0
$\begingroup$

I have a matrix called Ω. This is the matix:

$$\frac 1 2\begin{bmatrix}2 & 0 &0\\0 & 3 &-1 \\0 & -1 & 3\end{bmatrix}$$

It's eigenvalues are known (I have calculated them earlier). They are $l_1 = l_2 = 1$ and $l_3 = 2$

I want to find the eigenvectors from this data.

In the case where the eigenvalue is $2$, this is used:

$Ω ( a_{13} a_{23} a_{33} ) = 2( a_{13} a_{23} a_{33} ) ⇔ … ⇔ a_{13} = 0, a_{23} = −a_{33}$

As you can see, we arrive to some conclusion of $a_{13}, a_{23}$ and $a_{33}$. But how this is calculated?

$\endgroup$
0
2
$\begingroup$

Your conclusion, $$ a_{13} = 0, a_{23} = −a_{33},$$ is correct. Any vector that satisfies that condition, i.e. any vector of the form $$ v=a_{23}(0,1,-1) $$ will be an eigenvector of $\Omega$ with eigenvalue 2.

You'll notice that this doesn't fully determine the eigenvector, because we haven't "found" $a_{23}$ yet. This is an intrinsic feature of eigenvectors: if $x$ is an eigenvector of $A$ with eigenvalue $\lambda$, i.e. if $$ Ax=\lambda x, $$ then for any real number $r$, the vector $y=rx$ will satisfy $$ Ay = A\ rx = r \ Ax=r\ \lambda x = \lambda \ rx = \lambda y, $$ i.e. $y$ will also be an eigenvector of $A$ with eigenvalue $\lambda$. That therefore means that when we're finding eigenvectors, there will always be (at least) one residual normalization constant left over, and that can either be left free, determined arbitrarily, or constrained using some additional normalization requirement (such as e.g. requiring that $||x||=1$).

$\endgroup$
1
$\begingroup$

To find the eigenvectors for an eigenvalue $\lambda$, you want to solve the linear system $(A-\lambda I)x=0$.

In this case, when $\lambda=1$, we want to solve
$$ \begin{bmatrix} 0&0&0\\ 0&1/2&-1/2\\0&-1/2&1/2\end{bmatrix}\begin{bmatrix} x\\ y\\ z\end{bmatrix}=\begin{bmatrix} 0\\ 0\\ 0\end{bmatrix}. $$ That is, $$ \begin{bmatrix} 0\\ (y-z)/2\\ (y-z)/2\end{bmatrix}=\begin{bmatrix} 0\\0\\0\end{bmatrix}. $$ So the eigenvectors will be those with coordinates $(x,y,z)$ satisfying $y-z=0$. That is, vectors of the form $(x,y,y)=x(1,0,0)+y(0,1,1)$. In this case the eigenspace is 2-dimensional.

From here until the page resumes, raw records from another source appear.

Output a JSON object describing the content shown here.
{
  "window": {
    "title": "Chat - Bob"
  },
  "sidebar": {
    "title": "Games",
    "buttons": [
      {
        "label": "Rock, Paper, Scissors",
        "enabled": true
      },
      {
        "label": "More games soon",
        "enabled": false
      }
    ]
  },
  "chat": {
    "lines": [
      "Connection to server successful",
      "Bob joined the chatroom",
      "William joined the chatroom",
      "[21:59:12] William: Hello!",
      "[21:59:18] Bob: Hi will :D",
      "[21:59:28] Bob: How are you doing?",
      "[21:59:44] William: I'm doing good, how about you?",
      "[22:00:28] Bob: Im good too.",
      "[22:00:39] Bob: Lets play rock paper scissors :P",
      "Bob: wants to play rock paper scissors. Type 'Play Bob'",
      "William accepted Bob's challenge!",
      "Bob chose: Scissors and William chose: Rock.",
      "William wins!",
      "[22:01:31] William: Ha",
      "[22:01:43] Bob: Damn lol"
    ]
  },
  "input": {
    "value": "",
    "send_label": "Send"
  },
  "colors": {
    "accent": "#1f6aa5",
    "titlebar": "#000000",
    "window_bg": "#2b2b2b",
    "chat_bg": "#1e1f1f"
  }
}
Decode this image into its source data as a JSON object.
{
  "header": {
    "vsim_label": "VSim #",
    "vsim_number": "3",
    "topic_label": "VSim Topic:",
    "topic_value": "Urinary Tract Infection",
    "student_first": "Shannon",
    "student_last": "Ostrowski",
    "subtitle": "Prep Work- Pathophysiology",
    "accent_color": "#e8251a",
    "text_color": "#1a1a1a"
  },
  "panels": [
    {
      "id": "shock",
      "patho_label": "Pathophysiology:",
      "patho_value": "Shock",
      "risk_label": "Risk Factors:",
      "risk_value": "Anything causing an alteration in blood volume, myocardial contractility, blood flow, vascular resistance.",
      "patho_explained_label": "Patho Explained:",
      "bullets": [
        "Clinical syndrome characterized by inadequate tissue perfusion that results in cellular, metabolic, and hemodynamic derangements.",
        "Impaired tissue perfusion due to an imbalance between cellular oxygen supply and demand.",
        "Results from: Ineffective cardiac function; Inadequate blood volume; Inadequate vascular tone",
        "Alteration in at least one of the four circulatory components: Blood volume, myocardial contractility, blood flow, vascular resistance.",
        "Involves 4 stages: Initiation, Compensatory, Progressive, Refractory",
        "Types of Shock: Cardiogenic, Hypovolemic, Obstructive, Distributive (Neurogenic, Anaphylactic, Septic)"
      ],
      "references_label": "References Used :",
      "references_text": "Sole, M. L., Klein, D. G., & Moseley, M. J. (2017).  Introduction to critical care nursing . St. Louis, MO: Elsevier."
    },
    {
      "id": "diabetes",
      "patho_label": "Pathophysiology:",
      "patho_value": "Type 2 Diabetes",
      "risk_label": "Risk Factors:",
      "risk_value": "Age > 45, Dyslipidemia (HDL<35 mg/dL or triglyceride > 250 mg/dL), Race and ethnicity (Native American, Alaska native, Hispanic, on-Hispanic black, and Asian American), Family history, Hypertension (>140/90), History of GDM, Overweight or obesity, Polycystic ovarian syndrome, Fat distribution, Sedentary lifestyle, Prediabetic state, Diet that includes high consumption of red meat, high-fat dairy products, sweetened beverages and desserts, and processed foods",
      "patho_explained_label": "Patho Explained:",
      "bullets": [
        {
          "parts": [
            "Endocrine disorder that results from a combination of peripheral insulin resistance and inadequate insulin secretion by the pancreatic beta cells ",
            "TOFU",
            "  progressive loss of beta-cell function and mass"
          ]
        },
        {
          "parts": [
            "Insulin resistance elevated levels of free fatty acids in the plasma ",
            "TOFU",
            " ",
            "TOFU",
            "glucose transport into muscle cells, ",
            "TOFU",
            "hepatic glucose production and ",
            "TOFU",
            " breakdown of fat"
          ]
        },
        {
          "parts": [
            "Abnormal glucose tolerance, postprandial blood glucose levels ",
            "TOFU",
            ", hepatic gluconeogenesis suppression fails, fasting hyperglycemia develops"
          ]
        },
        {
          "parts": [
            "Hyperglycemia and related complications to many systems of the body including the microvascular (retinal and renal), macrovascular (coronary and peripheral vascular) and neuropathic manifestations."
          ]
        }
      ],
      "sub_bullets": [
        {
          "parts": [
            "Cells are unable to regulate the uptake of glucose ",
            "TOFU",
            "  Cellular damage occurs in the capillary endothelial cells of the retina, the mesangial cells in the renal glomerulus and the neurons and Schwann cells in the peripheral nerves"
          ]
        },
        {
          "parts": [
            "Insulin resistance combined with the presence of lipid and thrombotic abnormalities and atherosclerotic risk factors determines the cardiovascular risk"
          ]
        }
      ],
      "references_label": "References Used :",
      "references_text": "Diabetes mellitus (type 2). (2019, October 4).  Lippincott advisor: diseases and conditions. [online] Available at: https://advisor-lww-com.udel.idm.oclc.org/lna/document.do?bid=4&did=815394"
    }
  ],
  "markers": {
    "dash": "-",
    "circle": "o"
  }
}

When $\lambda=2$, the system you want to solve, $(A-2I)v=0$, is $$A-2I=\begin{bmatrix} -1&0&0\\ 0&-1/2&-1/2\\0&-1/2&-1/2\end{bmatrix}\begin{bmatrix} x\\ y\\ z\end{bmatrix}=\begin{bmatrix} 0\\ 0\\ 0\end{bmatrix}.$$ This corresponds to $x=0$, $y+z=0$, so vectors of the form $(0,y,-y)=y(0,1,-1)$. In this case the eigenspace is one-dimensional.

$\endgroup$

Your Answer

By clicking “Post Your Answer”, you agree to our terms of service, privacy policy and cookie policy

Not the answer you're looking for? Browse other questions tagged or ask your own question.